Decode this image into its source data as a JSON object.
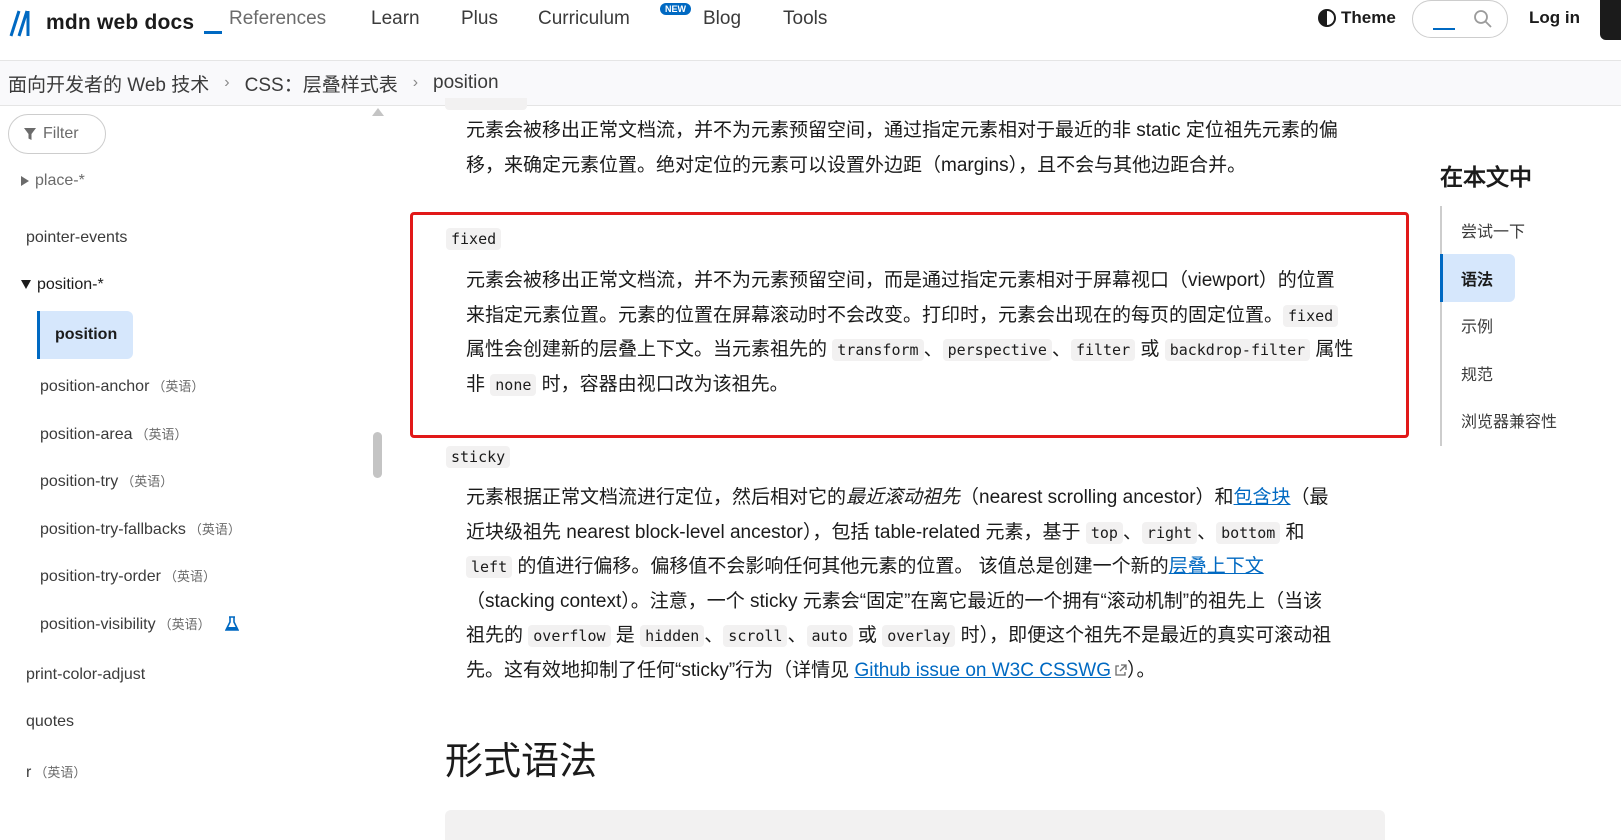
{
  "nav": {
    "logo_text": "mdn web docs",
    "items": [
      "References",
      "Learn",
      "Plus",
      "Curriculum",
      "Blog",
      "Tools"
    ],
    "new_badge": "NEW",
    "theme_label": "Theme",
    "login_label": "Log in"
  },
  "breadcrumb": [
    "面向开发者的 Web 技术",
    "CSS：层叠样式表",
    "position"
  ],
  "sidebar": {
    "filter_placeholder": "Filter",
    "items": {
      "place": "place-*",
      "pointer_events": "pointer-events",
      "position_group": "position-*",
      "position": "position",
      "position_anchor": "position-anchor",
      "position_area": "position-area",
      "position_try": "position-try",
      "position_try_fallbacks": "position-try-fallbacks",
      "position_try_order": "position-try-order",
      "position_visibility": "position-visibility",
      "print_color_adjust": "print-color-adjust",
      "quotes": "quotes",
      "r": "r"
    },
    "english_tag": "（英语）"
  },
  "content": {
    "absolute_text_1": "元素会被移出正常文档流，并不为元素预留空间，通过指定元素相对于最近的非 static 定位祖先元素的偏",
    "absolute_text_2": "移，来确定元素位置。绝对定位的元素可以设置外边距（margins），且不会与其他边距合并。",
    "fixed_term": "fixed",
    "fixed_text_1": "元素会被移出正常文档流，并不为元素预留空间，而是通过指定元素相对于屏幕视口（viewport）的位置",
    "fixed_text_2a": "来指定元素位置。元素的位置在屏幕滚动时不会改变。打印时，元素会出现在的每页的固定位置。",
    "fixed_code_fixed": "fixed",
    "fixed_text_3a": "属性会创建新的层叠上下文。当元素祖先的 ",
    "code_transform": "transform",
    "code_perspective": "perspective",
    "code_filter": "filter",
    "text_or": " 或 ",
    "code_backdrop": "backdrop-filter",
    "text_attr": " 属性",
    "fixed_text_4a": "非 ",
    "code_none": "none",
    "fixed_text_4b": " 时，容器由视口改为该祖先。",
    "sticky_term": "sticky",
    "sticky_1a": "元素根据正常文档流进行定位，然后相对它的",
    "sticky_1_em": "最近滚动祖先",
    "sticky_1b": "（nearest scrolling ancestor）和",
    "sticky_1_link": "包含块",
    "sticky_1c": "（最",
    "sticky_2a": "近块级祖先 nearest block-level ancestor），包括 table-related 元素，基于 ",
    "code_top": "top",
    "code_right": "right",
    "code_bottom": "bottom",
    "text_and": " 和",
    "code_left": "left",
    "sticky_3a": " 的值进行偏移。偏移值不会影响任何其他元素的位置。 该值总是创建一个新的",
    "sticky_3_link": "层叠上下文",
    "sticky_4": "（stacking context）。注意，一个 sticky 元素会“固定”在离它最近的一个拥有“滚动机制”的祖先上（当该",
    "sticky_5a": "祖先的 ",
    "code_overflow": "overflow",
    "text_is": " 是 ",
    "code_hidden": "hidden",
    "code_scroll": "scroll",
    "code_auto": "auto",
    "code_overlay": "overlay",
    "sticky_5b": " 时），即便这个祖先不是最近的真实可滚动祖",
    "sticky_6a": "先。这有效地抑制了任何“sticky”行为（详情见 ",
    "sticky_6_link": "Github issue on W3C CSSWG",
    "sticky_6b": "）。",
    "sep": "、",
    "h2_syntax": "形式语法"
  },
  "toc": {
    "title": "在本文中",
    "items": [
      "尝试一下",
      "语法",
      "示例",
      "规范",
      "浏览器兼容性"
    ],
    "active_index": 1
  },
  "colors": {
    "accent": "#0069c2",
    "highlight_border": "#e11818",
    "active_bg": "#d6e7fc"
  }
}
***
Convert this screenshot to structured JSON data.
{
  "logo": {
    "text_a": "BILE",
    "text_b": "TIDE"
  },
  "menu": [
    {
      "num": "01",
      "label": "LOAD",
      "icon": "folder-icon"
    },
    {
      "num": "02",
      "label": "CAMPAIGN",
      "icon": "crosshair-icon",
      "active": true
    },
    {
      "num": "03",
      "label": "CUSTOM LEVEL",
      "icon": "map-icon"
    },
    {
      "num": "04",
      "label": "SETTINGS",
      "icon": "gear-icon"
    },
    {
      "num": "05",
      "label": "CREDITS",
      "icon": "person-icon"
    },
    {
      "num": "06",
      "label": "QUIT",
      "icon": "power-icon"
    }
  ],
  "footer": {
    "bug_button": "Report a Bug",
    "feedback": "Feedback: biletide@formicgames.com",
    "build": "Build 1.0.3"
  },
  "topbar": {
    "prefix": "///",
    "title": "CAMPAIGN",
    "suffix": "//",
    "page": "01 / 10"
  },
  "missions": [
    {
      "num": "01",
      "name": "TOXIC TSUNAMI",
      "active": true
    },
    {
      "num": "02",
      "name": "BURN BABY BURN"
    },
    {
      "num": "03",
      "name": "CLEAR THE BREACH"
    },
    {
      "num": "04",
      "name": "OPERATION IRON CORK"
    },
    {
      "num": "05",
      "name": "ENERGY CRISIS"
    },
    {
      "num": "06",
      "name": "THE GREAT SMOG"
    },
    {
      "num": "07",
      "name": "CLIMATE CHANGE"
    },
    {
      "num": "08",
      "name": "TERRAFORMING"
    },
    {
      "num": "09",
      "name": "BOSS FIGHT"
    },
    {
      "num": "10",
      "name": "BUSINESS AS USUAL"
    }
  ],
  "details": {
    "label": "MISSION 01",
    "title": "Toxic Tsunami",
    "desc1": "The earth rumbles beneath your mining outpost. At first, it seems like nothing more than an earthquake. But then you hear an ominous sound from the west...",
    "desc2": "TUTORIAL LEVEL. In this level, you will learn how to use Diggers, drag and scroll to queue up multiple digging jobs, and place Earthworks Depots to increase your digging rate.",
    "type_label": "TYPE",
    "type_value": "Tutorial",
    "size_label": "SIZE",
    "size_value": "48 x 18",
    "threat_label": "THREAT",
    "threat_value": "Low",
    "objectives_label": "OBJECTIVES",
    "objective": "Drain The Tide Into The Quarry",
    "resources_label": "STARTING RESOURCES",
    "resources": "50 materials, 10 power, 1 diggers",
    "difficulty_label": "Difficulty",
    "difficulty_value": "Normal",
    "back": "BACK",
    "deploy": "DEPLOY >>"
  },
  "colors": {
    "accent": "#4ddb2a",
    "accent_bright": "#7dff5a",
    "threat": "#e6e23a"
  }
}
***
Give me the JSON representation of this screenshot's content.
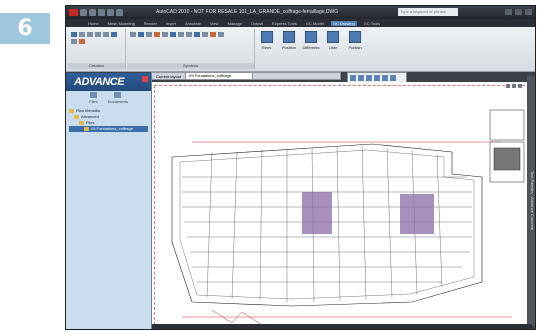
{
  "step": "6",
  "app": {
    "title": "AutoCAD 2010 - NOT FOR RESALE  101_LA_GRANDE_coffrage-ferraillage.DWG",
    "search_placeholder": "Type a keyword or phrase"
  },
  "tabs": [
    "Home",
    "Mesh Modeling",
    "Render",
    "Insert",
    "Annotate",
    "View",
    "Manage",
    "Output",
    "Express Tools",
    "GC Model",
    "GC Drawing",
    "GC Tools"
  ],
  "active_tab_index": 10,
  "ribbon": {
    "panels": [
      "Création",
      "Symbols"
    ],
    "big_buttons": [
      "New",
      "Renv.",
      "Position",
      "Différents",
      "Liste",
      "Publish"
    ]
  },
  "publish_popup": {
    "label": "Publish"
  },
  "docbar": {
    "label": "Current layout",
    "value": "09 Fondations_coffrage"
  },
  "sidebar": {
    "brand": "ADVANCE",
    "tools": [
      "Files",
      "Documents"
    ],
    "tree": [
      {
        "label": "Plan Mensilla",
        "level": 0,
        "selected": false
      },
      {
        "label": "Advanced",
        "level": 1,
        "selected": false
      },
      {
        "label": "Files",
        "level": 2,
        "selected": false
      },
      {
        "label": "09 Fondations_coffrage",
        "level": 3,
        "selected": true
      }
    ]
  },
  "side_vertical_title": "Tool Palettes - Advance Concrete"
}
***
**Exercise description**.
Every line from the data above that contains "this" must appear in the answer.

**Response to the task**.
Decode this image into its source data as a JSON object.
Convert this screenshot to structured JSON data.
    "desc2": "TUTORIAL LEVEL. In this level, you will learn how to use Diggers, drag and scroll to queue up multiple digging jobs, and place Earthworks Depots to increase your digging rate.",
Give me the JSON representation of this screenshot's content.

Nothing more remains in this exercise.